• Deputy Governor Philip Kutima said the system will help the county know the amount of land under agriculture and the crops under cultivation.
• County will know what to expect and where interventions are needed to ensure adequate food production.
The Kakamega administration has launched an agricultural information management system to help its efforts in achieving food security.
Deputy Governor Philip Kutima said the system will help the county know the amount of land under agriculture and the crops under cultivation.
"We'll then be able to know what to expect and where interventions are needed to ensure adequate food production," Kutima told the Star in his office.

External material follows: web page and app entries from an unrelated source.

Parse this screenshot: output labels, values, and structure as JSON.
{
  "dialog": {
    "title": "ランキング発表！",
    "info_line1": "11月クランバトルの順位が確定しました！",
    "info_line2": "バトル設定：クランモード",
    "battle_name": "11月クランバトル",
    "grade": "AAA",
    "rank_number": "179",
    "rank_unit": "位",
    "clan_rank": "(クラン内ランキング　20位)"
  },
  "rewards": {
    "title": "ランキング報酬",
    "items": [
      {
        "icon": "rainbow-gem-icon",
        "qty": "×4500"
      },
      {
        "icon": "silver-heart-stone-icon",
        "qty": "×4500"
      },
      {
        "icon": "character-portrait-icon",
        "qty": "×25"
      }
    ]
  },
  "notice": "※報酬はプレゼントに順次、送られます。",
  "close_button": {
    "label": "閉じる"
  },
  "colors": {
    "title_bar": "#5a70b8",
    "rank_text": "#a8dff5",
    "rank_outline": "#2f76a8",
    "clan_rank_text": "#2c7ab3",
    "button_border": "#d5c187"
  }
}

Kutima said the system had helped achieve a seamless supply of subsidies to farmers this year.
The government has supplied 2,500 tonnes of fertilisers in 25kgs bags to farmers across the county.

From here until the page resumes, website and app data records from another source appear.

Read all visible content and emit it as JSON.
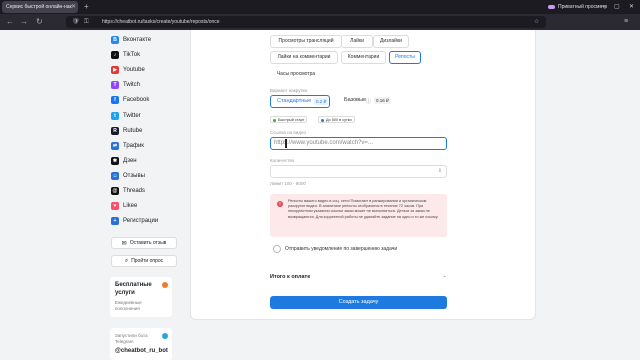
{
  "browser": {
    "tab_title": "Сервис быстрой онлайн-нак",
    "url": "https://cheatbot.ru/tasks/create/youtube/reposts/once",
    "private_label": "Приватный просмотр",
    "tab_close": "✕",
    "new_tab": "+",
    "back": "←",
    "forward": "→",
    "reload": "↻",
    "shield_icon": "🛡",
    "star_icon": "☆",
    "menu_icon": "≡",
    "win_min": "—",
    "win_max": "▢",
    "win_close": "✕"
  },
  "sidebar": {
    "items": [
      {
        "label": "Вконтакте",
        "color": "#2787f5",
        "glyph": "В"
      },
      {
        "label": "TikTok",
        "color": "#111111",
        "glyph": "♪"
      },
      {
        "label": "Youtube",
        "color": "#e53935",
        "glyph": "▶"
      },
      {
        "label": "Twitch",
        "color": "#9146ff",
        "glyph": "T"
      },
      {
        "label": "Facebook",
        "color": "#1877f2",
        "glyph": "f"
      },
      {
        "label": "Twitter",
        "color": "#1da1f2",
        "glyph": "t"
      },
      {
        "label": "Rutube",
        "color": "#1a1a2e",
        "glyph": "R"
      },
      {
        "label": "Трафик",
        "color": "#2a70d6",
        "glyph": "⇄"
      },
      {
        "label": "Дзен",
        "color": "#111111",
        "glyph": "✱"
      },
      {
        "label": "Отзывы",
        "color": "#2a70d6",
        "glyph": "☺"
      },
      {
        "label": "Threads",
        "color": "#111111",
        "glyph": "@"
      },
      {
        "label": "Likee",
        "color": "#ff4d6d",
        "glyph": "♥"
      },
      {
        "label": "Регистрации",
        "color": "#2a70d6",
        "glyph": "+"
      }
    ],
    "review_button": "Оставить отзыв",
    "review_icon": "✉",
    "survey_button": "Пройти опрос",
    "survey_icon": "⌕",
    "free_services": {
      "title": "Бесплатные услуги",
      "subtitle": "Ежедневные пополнения"
    },
    "telegram": {
      "subtitle": "Запустили бота Telegram",
      "handle": "@cheatbot_ru_bot"
    }
  },
  "main": {
    "tabs": [
      "Просмотры трансляций",
      "Лайки",
      "Дизлайки",
      "Лайки на комментарии",
      "Комментарии",
      "Репосты",
      "Часы просмотра"
    ],
    "active_tab": "Репосты",
    "boost_label": "Вариант накрутки",
    "options": [
      {
        "label": "Стандартные",
        "price": "0.2 ₽"
      },
      {
        "label": "Базовые",
        "price": "0.16 ₽"
      }
    ],
    "tags": [
      "Быстрый старт",
      "До 500 в сутки"
    ],
    "link_label": "Ссылка на видео",
    "link_placeholder": "https://www.youtube.com/watch?v=...",
    "quantity_label": "Количество",
    "quantity_hint": "Лимит 100 - 8000",
    "quantity_stepper": "⇕",
    "alert_text": "Репосты вашего видео в соц. сети! Помогают в ранжировании и органическом раскрутке видео. В аналитике репосты отобразятся в течение 72 часов. При некорректном указании ссылки заказ может не выполниться. Деньги за заказ не возвращаются. Для корректной работы не удаляйте задание на одно и то же ссылку.",
    "alert_icon": "!",
    "notify_label": "Отправить уведомление по завершению задачи",
    "total_label": "Итого к оплате",
    "total_chevron": "⌄",
    "submit_label": "Создать задачу"
  },
  "colors": {
    "accent": "#1f7ae0",
    "alert_bg": "#fde9e9"
  }
}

A similar amount of top dressing fertiliser will be delivered in three weeks.
The planting season kicked off in the Western region three weeks ago. The county government has spent Sh200m on the subsidy programme.
The programme has stabilised the prices of farm inputs and increased production by farmers.
However, cases of fertiliser diversion to be sold in neighbouring counties have been reported.
Kutima said that the county was adequately prepared to tackle the desert locusts should they land in the county.
"We have the right equipment and well-equipped personnel for this purpose," he said.
Last week, the county government launched a World Bank-funded Climate Smart Agriculture programme to boost fisheries, poultry and maize production.
The World Bank has set aside Sh100m to improve fish farming in Shinyalu, Murenga and Inaya dams in Likuyani and Butere respectively.
“Agriculture, more so food security, is the backbone of our nation and that is why devolved units have embraced and prioritised hunger eradication," Kutima said.
(edited by o. owino)